Israel's history reflects both an inner and an outer dimension, i.e. there is both confessional witness and common public testimony. The contrast lies in viewing history from Israel's confessional stance, from within a community of faith, rather than from a neutral, phenomenological reconstruction. Nevertheless, the relation between the two is subtle, as neither perspective functions as a hermetically sealed system which functions in absolute independence from the other. The theological challenge is to exegete the passages in such a way as “to avoid rationalistic assumptions of a common reality behind all religious expression or the threat of super-naturalism which would deny in principle any relation between an outer and inner side of historical events.”
Israel's history involves both divine and human agency.
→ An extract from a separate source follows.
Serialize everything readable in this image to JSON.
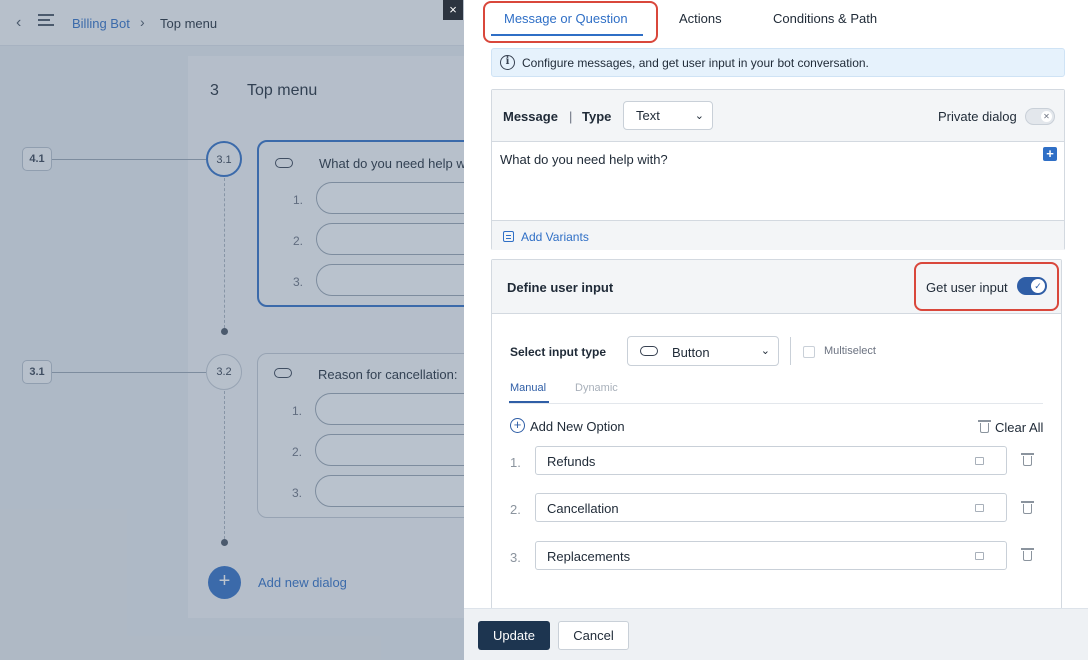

The biblical witness to divine intervention in time and space is threatened if a historical methodology interprets such formulations as merely literary conventions which must be made to conform to the general laws of historical causality. However, the Bible reflects a great variety of relationships between the human and divine which spans a spectrum from closest interaction to harshest discontinuity. The exegetical challenge is "to do justice to the different dimensions of textual intensity (Dichtigkeitsgrad) without being trapped into rigid philosophical systems of historical causality."
Israel's history is construed within the Old Testament as oscillating between the past, present and future. The methodological challenge is to avoid a theological move “which would objectify Israel's history into a separate sphere of Heilsgeschichte which functions independently of all common experience. Conversely it is not helpful to flatten Israel's special historical experiences into general chronological patterns which have been reconstituted from extra biblical sources.”
Israel's history is depicted within the Old Testament in terms of foreground and background, i.e. there is conscious selection. One must learn to do justice to to Israel's peculiar assigning of significance to certain events and situations while denigrating others. The challenge is to avoid the arrogance of correcting Israel's judgement on the assumption of modern critical superiority while maintaining a sophisticated historical sensitivity which can "adjudicate the just claims arising from two sides of this genuine dialectical tension."